The overall excellence of the week aside, it was still the Juggalo conversation that crystallized for me powerful shift in how I think about my work that was influenced by my SEI experience. When I began my current job, it was clear that one of my first orders of business was VR housekeeping. There were files to sort (both digital and physical), workflows to design, and a lot of baseline visual resource management principles to learn. While I was able to give myself a few crash courses on that last issue, it wasn’t until SEI that I was able to systematically, and holistically, think about the task at hand. Following my return I have improved our file organization practices, put some baseline preservation methods in place, began to think more carefully about the metadata I apply to image files when cataloging, and doubled down on my efforts to comply with digitization standards (an uphill task for someone without a photography or image editing background!).

More vital, though, is that shift I mentioned. Now that I’ve been in my position for almost a year, I am beginning to feel more confident in work I’m doing and the decisions I’ve made regarding our VR collection. Essential to this is the way I learned to think about creating, managing, sharing, and preserving the collection. Rather than envisioning mythological figures with shovels and stables or boulders and hills, I am now able to see my work in VR as more elegantly integrated with the other half of my job: research assistance and information/visual literacy instruction. Managing an image collection isn’t a goal in itself. It’s a means of providing our students with tools to improve their practice and learn how to be successful consumers, users, and creators of information both textual and visual. And someday, when I do find that Juggalo archive, I’ll know that the reason those archivists work so hard to preserve the cultural artifacts of ICP fandom is for the users who will study them, and analyze them, and create information that will enlighten those who care to find it.

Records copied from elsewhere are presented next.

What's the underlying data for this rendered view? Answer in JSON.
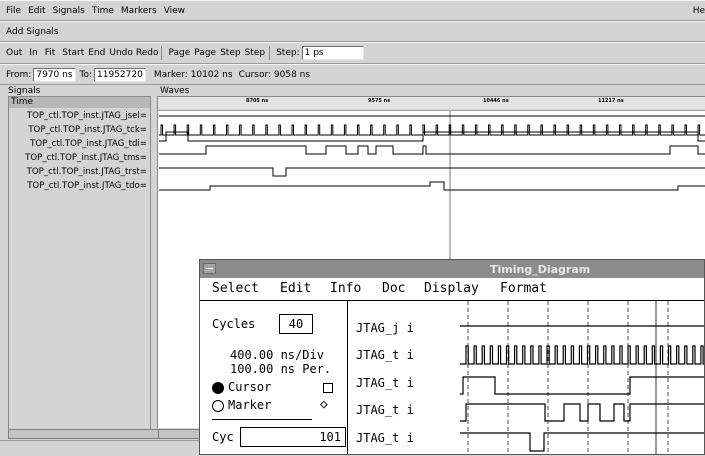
{
  "menu": [
    "File",
    "Edit",
    "Signals",
    "Time",
    "Markers",
    "View"
  ],
  "menu_right": "He",
  "add_signals": "Add Signals",
  "toolbar": [
    "Out",
    "In",
    "Fit",
    "Start",
    "End",
    "Undo",
    "Redo",
    "Page",
    "Page",
    "Step",
    "Step"
  ],
  "step_label": "Step:",
  "step_value": "1 ps",
  "range": {
    "from_label": "From:",
    "from_value": "7970 ns",
    "to_label": "To:",
    "to_value": "11952720",
    "marker": "Marker: 10102 ns",
    "cursor": "Cursor: 9058 ns"
  },
  "signals_title": "Signals",
  "waves_title": "Waves",
  "time_label": "Time",
  "signals": [
    "TOP_ctl.TOP_inst.JTAG_jsel=",
    "TOP_ctl.TOP_inst.JTAG_tck=",
    "TOP_ctl.TOP_inst.JTAG_tdi=",
    "TOP_ctl.TOP_inst.JTAG_tms=",
    "TOP_ctl.TOP_inst.JTAG_trst=",
    "TOP_ctl.TOP_inst.JTAG_tdo="
  ],
  "ruler": [
    "8705 ns",
    "9575 ns",
    "10446 ns",
    "11217 ns"
  ],
  "timing": {
    "title": "Timing_Diagram",
    "menu": [
      "Select",
      "Edit",
      "Info",
      "Doc",
      "Display",
      "Format"
    ],
    "cycles_label": "Cycles",
    "cycles_value": "40",
    "ns_div": "400.00 ns/Div",
    "ns_per": "100.00 ns Per.",
    "cursor_label": "Cursor",
    "marker_label": "Marker",
    "cyc_label": "Cyc",
    "cyc_value": "101",
    "signals": [
      "JTAG_j i",
      "JTAG_t i",
      "JTAG_t i",
      "JTAG_t i",
      "JTAG_t i"
    ]
  },
  "colors": {
    "bg": "#d4d4d4",
    "wave": "#000000",
    "title_bar": "#8c8c8c"
  }
}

-Ashley Peterson, Librarian at the School of the Museum of Fine Arts, Boston

Introducing: Ashley Peterson, ArLiSNAP’s New Student Liaison!



Ashley Peterson


Hello all! I am a librarian at the School of the Museum of Fine Arts, Boston. I’ve been in this position since October 2013, and so far it’s been wonderful– exactly the sort of job I envisioned for myself when I first decided to attend library school. Since the position is new, it is a bit of a work-in-progress, though my primary areas of responsibility are in research assistance/instruction and visual resource management. My big summer projects include managing our library’s LibGuides adoption, developing library instruction learning objectives and course content for this fall’s first-year English classes, and getting our VR collection up to snuff in terms of digitization, metadata, and preservation best practices (all based on knowledge gained during my amazing experience at SEI this year!). So, you know. Typical lazy summer stuff. My main passion in librarianship is for learning and teaching about the various literacies (information, visual, media, digital, trans-…), in the service of art history and studio art education.

I have a BA in art history, and I absolutely love the immersion in the local arts community that working at an art school affords. When I’m not working with my fabulous colleagues and our crazy talented students, you’ll usually find me eating a sandwich, drinking something gin-or tequila-based, reading something by Edith Wharton or Hilary Mantel, re-learning how to knit socks, feeling too old at some house show, listening to comedy podcasts, or watching a dark auteur TV series with my husband and cat.